On the contrary, the homeownership strategy of 1994 came about as the economy was rebounding from the recession of 1990 and '91 and about to enter a long period of enviable growth. Extremely timely given growing fears about the possibility of another financial crash. More disturbing, it was the result of actions taken by people at the height of power in both the public and the private sectors, people who continue, even now, to hold sway in the corridors of Washington and Wall Street. The rampant corruption in politics and the corporate business world was eye-opening. The result was a political environment in which no one could question the benefits of ever more home loans made to borrowers of ever lower quality. Morgenson certainly has journalistic skills and Rosner appears to know a great deal about U. This proposal was vociferously opposed by the Fannie and Freddie and did not go anywhere, which is what Treasury career staff expected.
Henry Paulson became a fellow at Johns Hopkins. The number of borrowers who were defaulting on loans within months of receiving them was rocketing; this posed severe consequences to both lenders and their enablers. There was also at least one other deal that was tax motivated that Treasury blocked in the early 1980s, though I have forgotten the details. Joshua Rosner is a managing director at the independent research consultancy Graham Fisher and Co. The agencies did not see how toxic the loans in them were; in fact the largest ratings firms didn't do loan-level analysis. Still, Clinton's homeownership plan differed from its predecessors. But Freddie Mac did not have to be confrontational as long as Fannie Mae was willing to play the heavy.
In Reckless Endangerment, Gretchen Morgenson exposes how the watchdogs who were supposed to protect the country from financial harm were actually complicit in the actions that finally blew up the American economy. In a world where capital moves at the click of a mouse, the last thing governments should be doing is subsidizing a purchase that renders those who take advantage of it less mobile in pursuit of work. Indeed, if banks were unregulated, and as such free to succeed and fail, investors and financial institution creditors would make sure that none grew too large given the losses they would suffer in a free market for any bank committing ghastly errors. Then there is the maddening aftermath — watching hundreds of billions of taxpayer dollars get funneled to rescue some of the very institutions that drove the country into the ditch. Prior to joining the Times in 1998, she worked as a broker at Dean Witter in the 1980s, and as a reporter at Forbes, Worth, and Money magazines. Timothy Geithner remains Treasury secretary.
Putting it more simply, even if regulators could regulate in such a way that would erase business errors, their existence would still be an unfortunate one for failure always and everywhere teaching us how to succeed.
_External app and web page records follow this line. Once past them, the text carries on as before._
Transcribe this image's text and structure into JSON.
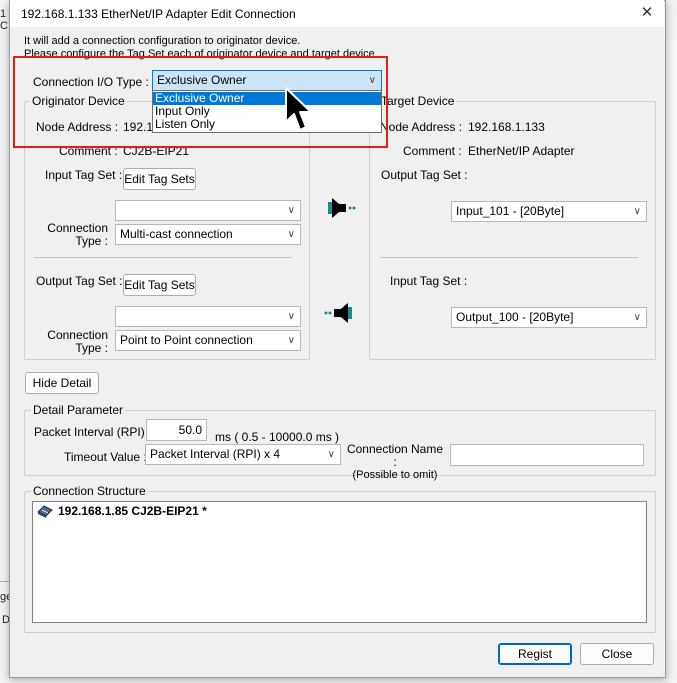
{
  "background": {
    "left_fragment_1": "1",
    "left_fragment_2": "C",
    "left_fragment_3": "ge",
    "left_fragment_4": "D"
  },
  "dialog": {
    "title": "192.168.1.133 EtherNet/IP Adapter Edit Connection",
    "close_label": "✕",
    "info_line_1": "It will add a connection configuration to originator device.",
    "info_line_2": "Please configure the Tag Set each of originator device and target device."
  },
  "connection_io": {
    "label": "Connection I/O Type :",
    "selected": "Exclusive Owner",
    "options": [
      "Exclusive Owner",
      "Input Only",
      "Listen Only"
    ]
  },
  "originator": {
    "legend": "Originator Device",
    "node_address_label": "Node Address :",
    "node_address_value": "192.168.1.85",
    "comment_label": "Comment :",
    "comment_value": "CJ2B-EIP21",
    "input_tag_set_label": "Input Tag Set :",
    "input_edit_button": "Edit Tag Sets",
    "input_tag_combo": "",
    "input_connection_type_label_1": "Connection",
    "input_connection_type_label_2": "Type :",
    "input_connection_type": "Multi-cast connection",
    "output_tag_set_label": "Output Tag Set :",
    "output_edit_button": "Edit Tag Sets",
    "output_tag_combo": "",
    "output_connection_type_label_1": "Connection",
    "output_connection_type_label_2": "Type :",
    "output_connection_type": "Point to Point connection"
  },
  "target": {
    "legend": "Target Device",
    "node_address_label": "Node Address :",
    "node_address_value": "192.168.1.133",
    "comment_label": "Comment :",
    "comment_value": "EtherNet/IP Adapter",
    "output_tag_set_label": "Output Tag Set :",
    "output_tag_value": "Input_101 - [20Byte]",
    "input_tag_set_label": "Input Tag Set :",
    "input_tag_value": "Output_100 - [20Byte]"
  },
  "hide_detail_button": "Hide Detail",
  "detail": {
    "legend": "Detail Parameter",
    "packet_interval_label": "Packet Interval (RPI) :",
    "packet_interval_value": "50.0",
    "packet_interval_range": "ms ( 0.5 - 10000.0 ms )",
    "timeout_label": "Timeout Value :",
    "timeout_value": "Packet Interval (RPI) x 4",
    "connection_name_label_1": "Connection Name :",
    "connection_name_label_2": "(Possible to omit)",
    "connection_name_value": ""
  },
  "structure": {
    "legend": "Connection Structure",
    "entry": "192.168.1.85 CJ2B-EIP21 *"
  },
  "footer": {
    "regist_button": "Regist",
    "close_button": "Close"
  },
  "colors": {
    "highlight_box": "#e01e1e",
    "selection": "#0078d7",
    "arrow_teal": "#1a8a8a"
  }
}
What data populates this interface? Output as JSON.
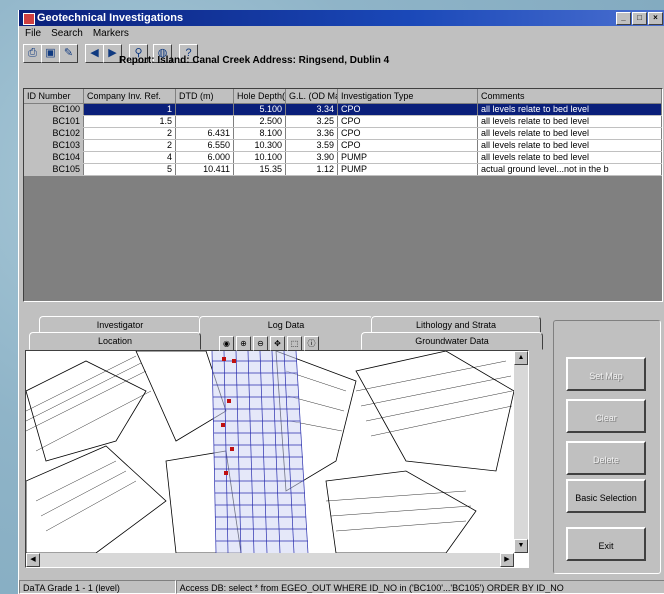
{
  "window": {
    "title": "Geotechnical Investigations"
  },
  "menu": [
    "File",
    "Search",
    "Markers"
  ],
  "report_line": "Report: Island: Canal Creek  Address: Ringsend, Dublin 4",
  "grid": {
    "headers": [
      "ID Number",
      "Company Inv. Ref.",
      "DTD (m)",
      "Hole Depth(m)",
      "G.L. (OD Malin)",
      "Investigation Type",
      "Comments"
    ],
    "rows": [
      [
        "BC100",
        "1",
        "",
        "5.100",
        "3.34",
        "CPO",
        "all levels relate to bed level"
      ],
      [
        "BC101",
        "1.5",
        "",
        "2.500",
        "3.25",
        "CPO",
        "all levels relate to bed level"
      ],
      [
        "BC102",
        "2",
        "6.431",
        "8.100",
        "3.36",
        "CPO",
        "all levels relate to bed level"
      ],
      [
        "BC103",
        "2",
        "6.550",
        "10.300",
        "3.59",
        "CPO",
        "all levels relate to bed level"
      ],
      [
        "BC104",
        "4",
        "6.000",
        "10.100",
        "3.90",
        "PUMP",
        "all levels relate to bed level"
      ],
      [
        "BC105",
        "5",
        "10.411",
        "15.35",
        "1.12",
        "PUMP",
        "actual ground level...not in the b"
      ]
    ]
  },
  "tabs_back": [
    "Investigator",
    "Log Data",
    "Lithology and Strata"
  ],
  "tabs_front": [
    "Location",
    "Groundwater Data"
  ],
  "buttons": {
    "b1": "Set Map",
    "b2": "Clear",
    "b3": "Delete",
    "b4": "Basic Selection",
    "b5": "Exit"
  },
  "status": {
    "left": "DaTA Grade 1 - 1 (level)",
    "right": "Access DB: select * from EGEO_OUT WHERE ID_NO in ('BC100'...'BC105') ORDER BY ID_NO"
  }
}
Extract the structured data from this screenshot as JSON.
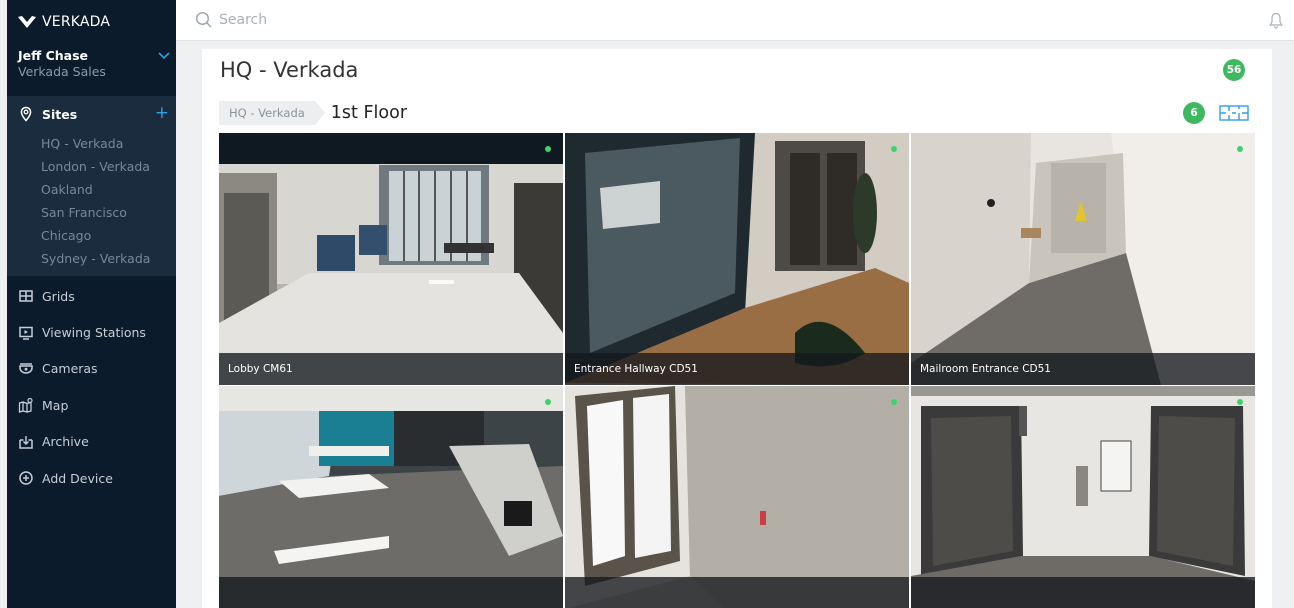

Blankenship We're doing God's work of Sachs, and Dimon of Morgan continue at the helm, earning record salaries and bonuses. The research is thorough, but not dry. Reckless opens with a quote from a speech President Bill Clinton gave in 1994. And that relationship is really part of the ebb and flow of the private versus the government-sponsored. If sewage lowered capital requirements these guys would be in the porta john business tomorrow morning.